Bank economist forecasts steady 2002 Alaska economy

The U.S. economy should rebound from recession next year while the Alaska market could hold steady, according to one U.S. economist.

Sung Won Sohn, chief economist for Wells Fargo Bank, believes that Alaska should post job growth of 1.7 percent this year and 1 percent for 2002. Sohn spoke Nov. 30 at the Sheraton Anchorage Hotel during the Resource Development Council for Alaska Inc.’s annual conference.

"My conclusion about the Alaska economy is that the U.S. economy may be in recession, but the Alaska economy is not," Sohn said.

Sohn, who studied at the University of Pittsburgh and at Harvard Business School, once served as chief economist on President Nixon’s Council of Economic Advisers. He joined Wells Fargo in 1974. Sohn is now based in Minneapolis.

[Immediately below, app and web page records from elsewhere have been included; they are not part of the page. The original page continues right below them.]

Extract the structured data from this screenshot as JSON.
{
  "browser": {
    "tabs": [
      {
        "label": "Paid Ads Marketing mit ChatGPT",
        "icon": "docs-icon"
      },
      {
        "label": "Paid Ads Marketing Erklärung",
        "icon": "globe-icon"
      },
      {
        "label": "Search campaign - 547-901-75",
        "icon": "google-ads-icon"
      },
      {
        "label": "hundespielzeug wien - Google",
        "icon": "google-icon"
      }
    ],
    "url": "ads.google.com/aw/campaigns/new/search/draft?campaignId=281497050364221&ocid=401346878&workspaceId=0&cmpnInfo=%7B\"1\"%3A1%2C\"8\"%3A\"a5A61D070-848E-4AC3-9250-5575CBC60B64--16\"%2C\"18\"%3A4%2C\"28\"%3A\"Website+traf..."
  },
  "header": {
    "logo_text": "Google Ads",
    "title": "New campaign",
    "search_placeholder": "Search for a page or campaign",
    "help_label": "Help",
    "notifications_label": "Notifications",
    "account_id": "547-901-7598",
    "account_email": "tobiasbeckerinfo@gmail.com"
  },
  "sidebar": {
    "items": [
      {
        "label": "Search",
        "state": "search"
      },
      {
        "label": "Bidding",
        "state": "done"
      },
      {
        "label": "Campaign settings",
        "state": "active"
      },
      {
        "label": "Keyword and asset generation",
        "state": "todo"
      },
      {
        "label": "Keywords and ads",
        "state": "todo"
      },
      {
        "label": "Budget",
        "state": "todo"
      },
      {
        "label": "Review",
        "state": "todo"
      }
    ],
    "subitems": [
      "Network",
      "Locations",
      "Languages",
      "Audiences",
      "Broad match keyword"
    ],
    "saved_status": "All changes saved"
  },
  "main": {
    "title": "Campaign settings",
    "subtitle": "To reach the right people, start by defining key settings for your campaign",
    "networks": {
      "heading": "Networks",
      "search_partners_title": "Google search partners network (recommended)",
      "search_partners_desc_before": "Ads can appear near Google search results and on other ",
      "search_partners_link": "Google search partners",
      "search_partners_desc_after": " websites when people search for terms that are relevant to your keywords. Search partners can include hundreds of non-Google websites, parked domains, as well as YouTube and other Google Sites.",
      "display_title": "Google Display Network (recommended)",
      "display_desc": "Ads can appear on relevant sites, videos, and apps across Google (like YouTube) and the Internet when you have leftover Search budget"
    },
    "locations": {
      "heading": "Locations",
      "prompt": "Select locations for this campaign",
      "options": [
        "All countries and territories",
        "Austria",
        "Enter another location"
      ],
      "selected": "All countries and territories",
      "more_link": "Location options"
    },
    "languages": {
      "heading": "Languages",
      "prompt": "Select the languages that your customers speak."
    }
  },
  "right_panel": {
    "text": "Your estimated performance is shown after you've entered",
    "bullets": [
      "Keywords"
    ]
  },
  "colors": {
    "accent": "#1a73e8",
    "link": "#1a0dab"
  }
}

He cited strengths of the Alaska economy including a relatively low unemployment rate. Major projects like a proposed national missile defense system and drilling on part of the Arctic National Wildlife Refuge could help the state, he said.

Alaska may see challenges, though, in the coming year, he noted. A tight labor market restricts job increases, he said. Declining oil prices also will have an affect, Sohn said.

Tourism in Alaska may see a slowdown next summer because many people are hesitant to fly following the terrorist attacks.

"Next spring things might be different, and they might come to Alaska anyway. Right now people are afraid to fly," he said.

Alaska’s total exports could see changes due to a struggling economy in Japan, which accounts for 52 percent of the state’s exports, Sohn said.

Decisions around the world affect the Alaska economy, he said. A resource-based economy is influenced by price swings for oil or seafood, he said.

Nationally, Sohn expects the economy to turn around, perhaps beginning in the first quarter of 2002 and at least by midyear.

"I don’t believe the economy is in such bad shape," he said.

One reason Sohn believes in economic rebound is due to a low U.S. jobless rate of 5.4 percent, compared with 11 percent in 1982 or 8 percent during the last recession in 1990.

Also, economic stimulus by the government will help, he said.

Interest rate cuts from the Federal Reserve Board also aid Americans, and Sohn expects future cuts, although interest rates could climb by the second half of 2002.

Declining oil prices affect Alaska’s economy but are a boon to the rest of the country, he said.

"The bottom line is as you look at the U.S. economic growth you should see growth for the first quarter of next year," Sohn said, contrasting that expectation with the current recession.

12/09/2001 - 8:00pm